Could you copy every record below exactly, leaving out the pictures?

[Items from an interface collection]
☆ ☆ ☆ ☆ ☆

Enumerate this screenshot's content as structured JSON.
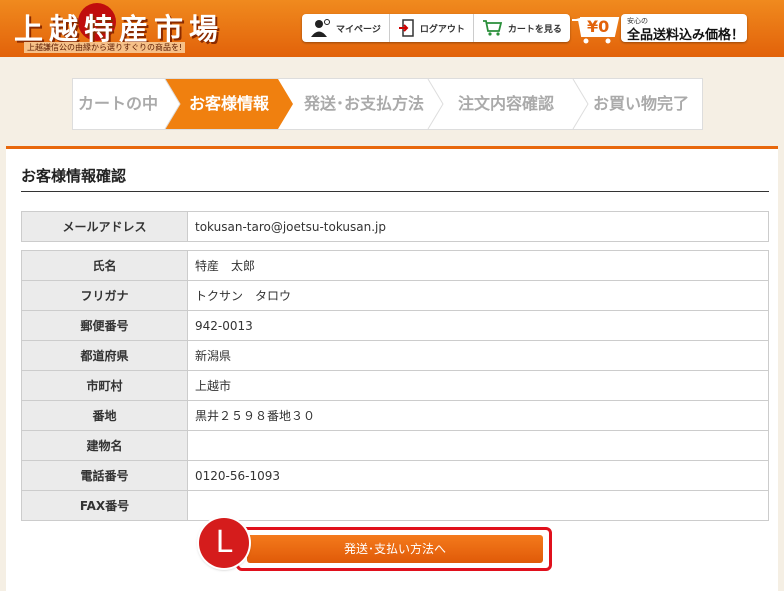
{
  "header": {
    "logo_title": "上越特産市場",
    "logo_sub": "上越謙信公の由縁から選りすぐりの商品を!",
    "nav": {
      "mypage": "マイページ",
      "logout": "ログアウト",
      "cart": "カートを見る"
    },
    "cart_total": "¥0",
    "shipping_small": "安心の",
    "shipping_main": "全品送料込み価格！"
  },
  "steps": [
    {
      "label": "カートの中",
      "active": false
    },
    {
      "label": "お客様情報",
      "active": true
    },
    {
      "label": "発送･お支払方法",
      "active": false
    },
    {
      "label": "注文内容確認",
      "active": false
    },
    {
      "label": "お買い物完了",
      "active": false
    }
  ],
  "content": {
    "title": "お客様情報確認",
    "email_row": {
      "label": "メールアドレス",
      "value": "tokusan-taro@joetsu-tokusan.jp"
    },
    "rows": [
      {
        "label": "氏名",
        "value": "特産　太郎"
      },
      {
        "label": "フリガナ",
        "value": "トクサン　タロウ"
      },
      {
        "label": "郵便番号",
        "value": "942-0013"
      },
      {
        "label": "都道府県",
        "value": "新潟県"
      },
      {
        "label": "市町村",
        "value": "上越市"
      },
      {
        "label": "番地",
        "value": "黒井２５９８番地３０"
      },
      {
        "label": "建物名",
        "value": ""
      },
      {
        "label": "電話番号",
        "value": "0120-56-1093"
      },
      {
        "label": "FAX番号",
        "value": ""
      }
    ],
    "next_button": "発送･支払い方法へ",
    "marker": "L"
  },
  "colors": {
    "brand_orange": "#e8680d",
    "marker_red": "#d51c1c",
    "highlight_red": "#e0101c"
  }
}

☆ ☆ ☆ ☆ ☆

Response to the exercise:
Enumerate this screenshot's content as structured JSON.
{
  "header": {
    "logo_title": "上越特産市場",
    "logo_sub": "上越謙信公の由縁から選りすぐりの商品を!",
    "nav": {
      "mypage": "マイページ",
      "logout": "ログアウト",
      "cart": "カートを見る"
    },
    "cart_total": "¥0",
    "shipping_small": "安心の",
    "shipping_main": "全品送料込み価格！"
  },
  "steps": [
    {
      "label": "カートの中",
      "active": false
    },
    {
      "label": "お客様情報",
      "active": true
    },
    {
      "label": "発送･お支払方法",
      "active": false
    },
    {
      "label": "注文内容確認",
      "active": false
    },
    {
      "label": "お買い物完了",
      "active": false
    }
  ],
  "content": {
    "title": "お客様情報確認",
    "email_row": {
      "label": "メールアドレス",
      "value": "tokusan-taro@joetsu-tokusan.jp"
    },
    "rows": [
      {
        "label": "氏名",
        "value": "特産　太郎"
      },
      {
        "label": "フリガナ",
        "value": "トクサン　タロウ"
      },
      {
        "label": "郵便番号",
        "value": "942-0013"
      },
      {
        "label": "都道府県",
        "value": "新潟県"
      },
      {
        "label": "市町村",
        "value": "上越市"
      },
      {
        "label": "番地",
        "value": "黒井２５９８番地３０"
      },
      {
        "label": "建物名",
        "value": ""
      },
      {
        "label": "電話番号",
        "value": "0120-56-1093"
      },
      {
        "label": "FAX番号",
        "value": ""
      }
    ],
    "next_button": "発送･支払い方法へ",
    "marker": "L"
  },
  "colors": {
    "brand_orange": "#e8680d",
    "marker_red": "#d51c1c",
    "highlight_red": "#e0101c"
  }
}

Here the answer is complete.